Let’s take a look at the different potential tax bills Trout can expect, depending on his state of residency. For purposes of these tax calculations, these projections will show Trout’s reported compensation from the Angels and also assumes that he will be required to pay the “jock tax” in most of the states he plays in.
Assuming Trout is a California resident (top individual income tax rate 13.3 percent), he will net approximately $202.7 million after federal (including Social Security, Medicare and the Medicare surcharges), state and local taxes.
Assuming Trout is a New Jersey resident (top individual income tax rate 10.75 percent) he would net approximately $209.3 million after federal (including Social Security, Medicare and the Medicare surcharges), state and local taxes. (A savings of approximately $6.6 million when compared to California residency.)
If Trout were to become a resident of a state with no income tax (Alaska, Florida, Nevada, South Dakota, Tennessee*, Texas, Washington, Wyoming and/or New Hampshire*), he will be required to pay California income tax on his duty days worked in the Golden State (approximately 45 percent of his Angels salary).
Living in one of these states, he would net approximately $222.3 million after federal (including Social Security, Medicare and the Medicare surcharges), state and local taxes. (A savings of an additional $13 million more than if he were a New Jersey resident.
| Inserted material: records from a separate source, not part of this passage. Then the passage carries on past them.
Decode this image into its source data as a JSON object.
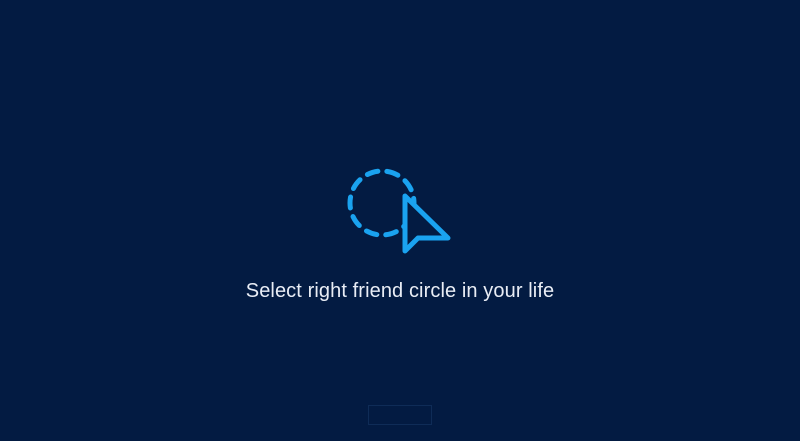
{
  "screen": {
    "tagline": "Select right friend circle in your life"
  },
  "icon": {
    "name": "dashed-circle-cursor-icon",
    "color": "#1aa3f0"
  },
  "colors": {
    "background": "#031b42",
    "text": "#e9edf5",
    "accent": "#1aa3f0"
  }
}
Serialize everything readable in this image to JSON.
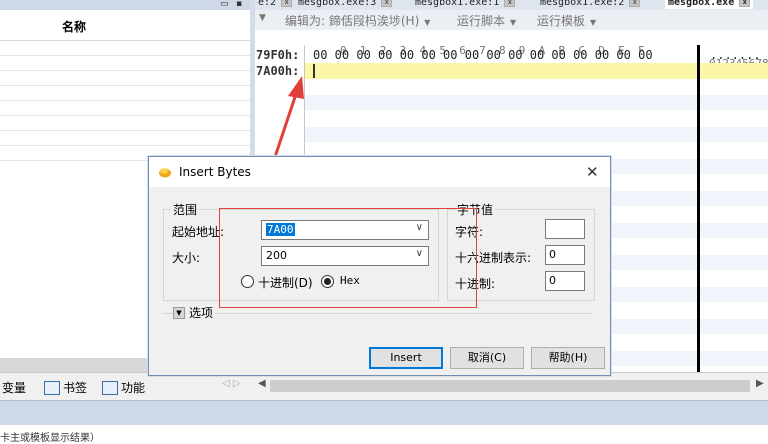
{
  "left_panel": {
    "header_name": "名称",
    "rows": 11
  },
  "bottom_tabs": [
    {
      "label": "变量",
      "icon": "variables-icon"
    },
    {
      "label": "书签",
      "icon": "bookmark-icon"
    },
    {
      "label": "功能",
      "icon": "function-icon"
    }
  ],
  "status_text": "卡主或模板显示结果）",
  "doc_tabs": [
    {
      "label": "e:2"
    },
    {
      "label": "mesgbox.exe:3"
    },
    {
      "label": "mesgbox1.exe:1"
    },
    {
      "label": "mesgbox1.exe:2"
    },
    {
      "label": "mesgbox.exe",
      "active": true
    }
  ],
  "hex_toolbar": {
    "edit_as": "编辑为: 鍗佸叚杩涘埗(H)",
    "run_script": "运行脚本",
    "run_template": "运行模板"
  },
  "hex_view": {
    "column_header": "0  1  2  3  4  5  6  7  8  9  A  B  C  D  E  F",
    "ascii_header": "0123456789",
    "rows": [
      {
        "address": "79F0h:",
        "bytes": "00 00 00 00 00 00 00 00 00 00 00 00 00 00 00 00",
        "ascii": "......."
      },
      {
        "address": "7A00h:",
        "bytes": "",
        "ascii": ""
      }
    ]
  },
  "dialog": {
    "title": "Insert Bytes",
    "range_group": "范围",
    "start_label": "起始地址:",
    "start_value": "7A00",
    "size_label": "大小:",
    "size_value": "200",
    "radio_decimal": "十进制(D)",
    "radio_hex": "Hex",
    "radio_selected": "Hex",
    "byte_group": "字节值",
    "char_label": "字符:",
    "char_value": "",
    "hex_label": "十六进制表示:",
    "hex_value": "0",
    "dec_label": "十进制:",
    "dec_value": "0",
    "options_label": "选项",
    "insert_button": "Insert",
    "cancel_button": "取消(C)",
    "help_button": "帮助(H)"
  },
  "colors": {
    "highlight_row": "#fbf7a6",
    "annotation_red": "#e0403a",
    "title_bar": "#ffffff",
    "status_bar": "#cfd8e6"
  }
}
A savings of an additional $19.6 million more than if he were a California resident.)
*Tennessee has a flat tax on interest and dividends.
*New Hampshire does tax, at a 5 percent rate, income from interest and dividends.
Robert Raiola is the director of the Sports and Entertainment Group at PKF O’Connor Davies and has over 20 years of sophisticated tax experience in both the public and private sector. He provides tax planning strategies and business consulting to high net worth individuals and their families in the sports and entertainment field. Robert is widely known as the “Sports Tax Man” and has a following of approximately 50,000 on Twitter, where there is a lively exchange of various sports, entertainment and tax topics.
Raiola is also a contributing writer for Sports Illustrated and appears frequently on ESPN’s SportsCenter, Fox Business New, Sirius XM NFL Drive and a variety of national radio and talk show programs. He co-authored the AICPA book, Winning Tax Strategies for Athletes & Entertainers, and has lectured nationally on the topic.